William Gurnall was the author of one of the great classics of Christian literature, that compendium of the Christian's spiritual warfare, The Christian in Complete Armour. It is not known how he died precisely, though he was a man of weak health generally, but he was buried in Lavenham, where he ministered for around 35 years.
Gurnall’s work is peerless and priceless; every line is full of wisdom; every sentence is suggestive. The whole book has been preached over scores of times, and is, in our judgment, the best thought-breeder in all our library. This ‘Complete Armour’ is beyond all others a preacher’s book: I should think that more discourses have been suggested by it than by any other uninspired volume. I have often resorted to it when my own fire has been burning low, and I have seldom failed to find a glowing coal upon Gurnall’s hearth. John Newton said that if he might read only one book beside the Bible, he would choose ‘The Christian in Complete Armour’, and Richard Cecil was of much the same opinion. J. C. Ryle has said of it, ‘You will often find in a line and a half some great truth, put so concisely, and yet so fully, that you really marvel how so much thought could be got into so few words’. Happy Lavenham, to have been served by such a pastor!
For more on Gurnall's life, I recommend J.C. Ryle's biographical sketch, which is an introduction to an edition of The Christian in Complete Armour, and is available to read online here.
Matthew Poole was the author the Synopsis Criticorum, a masterful compendium of the history of Biblical interpretation on the whole Bible, which served as the basis of his own later English commentary on the Bible. Having been turned out of his pulpit, Poole aimed to be productive, spending 10 years laboring to prepare the Synopsis, and also writing treatises against Popery. These writings, and an experience that he had in a dark alley one night, led to some suspicion on his part that he was marked for death by Roman Catholic assassins. He left England in 1678 and retired to Amsterdam where he died. Some thought that he was in fact poisoned, although this has never been proved. He was buried in the English Reformed Church of Amsterdam.
If you are well enough versed in Latin*, you will find in POOLE'S SYNOPSIS, a marvellous collection of all the wisdom and folly of the critics. It is a large cyclopaedia worthy of the days when theologians could be cyclopean, and had not shrunk from folios to octavos. Query—a query for which I will not demand an answer—has one of you ever beaten the dust from the venerable copy of Poole which loads our library shelves? Yet as Poole spent no less than ten years in compiling it, it should be worthy of your frequent notice—ten years, let me add, spent in Amsterdam in exile for the truth's sake from his native land.

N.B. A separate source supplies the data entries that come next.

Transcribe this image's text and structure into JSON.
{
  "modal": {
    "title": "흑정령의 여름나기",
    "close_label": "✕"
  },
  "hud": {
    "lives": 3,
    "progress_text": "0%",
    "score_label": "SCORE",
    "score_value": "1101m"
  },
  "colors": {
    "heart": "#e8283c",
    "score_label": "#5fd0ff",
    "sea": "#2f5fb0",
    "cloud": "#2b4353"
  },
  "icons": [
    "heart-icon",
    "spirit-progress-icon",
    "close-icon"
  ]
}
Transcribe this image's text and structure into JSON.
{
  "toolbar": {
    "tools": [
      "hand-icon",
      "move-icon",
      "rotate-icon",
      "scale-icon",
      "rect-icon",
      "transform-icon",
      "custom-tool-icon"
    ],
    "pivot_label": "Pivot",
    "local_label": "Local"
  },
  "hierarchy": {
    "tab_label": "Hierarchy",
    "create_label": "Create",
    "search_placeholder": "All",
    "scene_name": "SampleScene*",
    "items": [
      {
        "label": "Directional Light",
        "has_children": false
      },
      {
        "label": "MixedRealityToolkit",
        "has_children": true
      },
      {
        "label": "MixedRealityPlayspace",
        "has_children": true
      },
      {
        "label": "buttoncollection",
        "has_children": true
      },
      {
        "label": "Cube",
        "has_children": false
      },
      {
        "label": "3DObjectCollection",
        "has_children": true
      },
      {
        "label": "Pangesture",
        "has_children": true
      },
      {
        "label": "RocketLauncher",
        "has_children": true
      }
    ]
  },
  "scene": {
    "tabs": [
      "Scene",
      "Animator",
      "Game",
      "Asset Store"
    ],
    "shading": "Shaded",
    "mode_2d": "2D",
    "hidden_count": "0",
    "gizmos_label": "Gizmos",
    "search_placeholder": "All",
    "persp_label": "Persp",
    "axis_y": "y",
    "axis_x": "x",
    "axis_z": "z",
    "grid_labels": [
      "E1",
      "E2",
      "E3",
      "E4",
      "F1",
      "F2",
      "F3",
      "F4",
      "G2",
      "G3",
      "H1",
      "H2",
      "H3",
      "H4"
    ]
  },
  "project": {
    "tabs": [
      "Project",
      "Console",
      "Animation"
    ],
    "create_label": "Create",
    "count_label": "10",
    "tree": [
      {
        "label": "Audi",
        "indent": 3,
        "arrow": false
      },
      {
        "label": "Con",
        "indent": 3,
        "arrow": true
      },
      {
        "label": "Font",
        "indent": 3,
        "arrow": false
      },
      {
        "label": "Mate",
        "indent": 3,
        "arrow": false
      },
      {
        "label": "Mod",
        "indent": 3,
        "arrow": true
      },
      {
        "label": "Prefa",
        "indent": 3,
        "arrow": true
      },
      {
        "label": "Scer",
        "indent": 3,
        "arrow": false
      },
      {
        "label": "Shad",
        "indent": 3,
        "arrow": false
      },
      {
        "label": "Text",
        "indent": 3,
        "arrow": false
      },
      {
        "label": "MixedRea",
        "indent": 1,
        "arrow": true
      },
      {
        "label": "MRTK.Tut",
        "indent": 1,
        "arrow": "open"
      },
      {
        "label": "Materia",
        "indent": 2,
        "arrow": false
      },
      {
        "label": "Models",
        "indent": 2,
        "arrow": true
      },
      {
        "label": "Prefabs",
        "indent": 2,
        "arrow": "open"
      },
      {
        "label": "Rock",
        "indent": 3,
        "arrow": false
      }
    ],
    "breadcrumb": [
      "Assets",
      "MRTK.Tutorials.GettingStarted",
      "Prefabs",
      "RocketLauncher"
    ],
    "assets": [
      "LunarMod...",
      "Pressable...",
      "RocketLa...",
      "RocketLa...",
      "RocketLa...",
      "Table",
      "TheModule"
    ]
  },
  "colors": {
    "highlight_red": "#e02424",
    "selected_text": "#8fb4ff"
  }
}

His work was based upon an earlier compilation entitled Critici Sacri, containing the concentrated light of a constellation of learned men who have never been excelled in any age or country.
MATTHEW POOLE also wrote ANNOTATIONS upon the Word of God, in English, which are mentioned by Matthew Henry as having passed through many impressions in his day, and he not only highly praises them, but declares that he has in his own work all along been brief upon that which Mr. Poole has more largely discussed, and has industriously declined what is to be found there. The three volumes, tolerably cheap, and easily to be got at, are necessaries for your libraries. On the whole, if I must have only one commentary, and had read Matthew Henry as I have, I do not know but what I should choose Poole. He is a very prudent and judicious commentator; and one of the few who could honestly say, "We have not willingly balked any obvious difficulty, and have designed a just satisfaction to all our readers; and if any knot remains yet untied, we have told our readers what hath been most probably said for their satisfaction in the untying of it." Poole is not so pithy and witty by far as Matthew Henry, but he is perhaps more accurate, less a commentator, and more an expositor. You meet with no ostentation of learning in Matthew Poole, and that for the simple reason that he was so profoundly learned as to be able to give results without a display of his intellectual crockery. A pedant who is for ever quoting Ambrose and Jerome, Piscator and Œcolampadius, in order to show what a copious reader he has been, is usually a dealer in small wares, and quotes only what others have quoted before him, but he who can give you the result and outcome of very extensive reading without sounding a trumpet before him is the really learned man. Mind you do not confound the Annotations with the Synopsis; the English work is not a translation of the Latin one, but an entirely distinct performance. Strange to say, like the other great Matthew he did not live to complete his work beyond Isaiah 58; other hands united to finish the design.
For more on Matthew Poole's life, one may read a biographical sketch on the website of the Matthew Poole Project, or obtain a copy of Thomas Harley's recent biography as noted here.
* The first-ever translation of Poole's Synopsis from Latin into English has been undertaken by Pastor Steven Dilday. See the Matthew Poole Project for more details.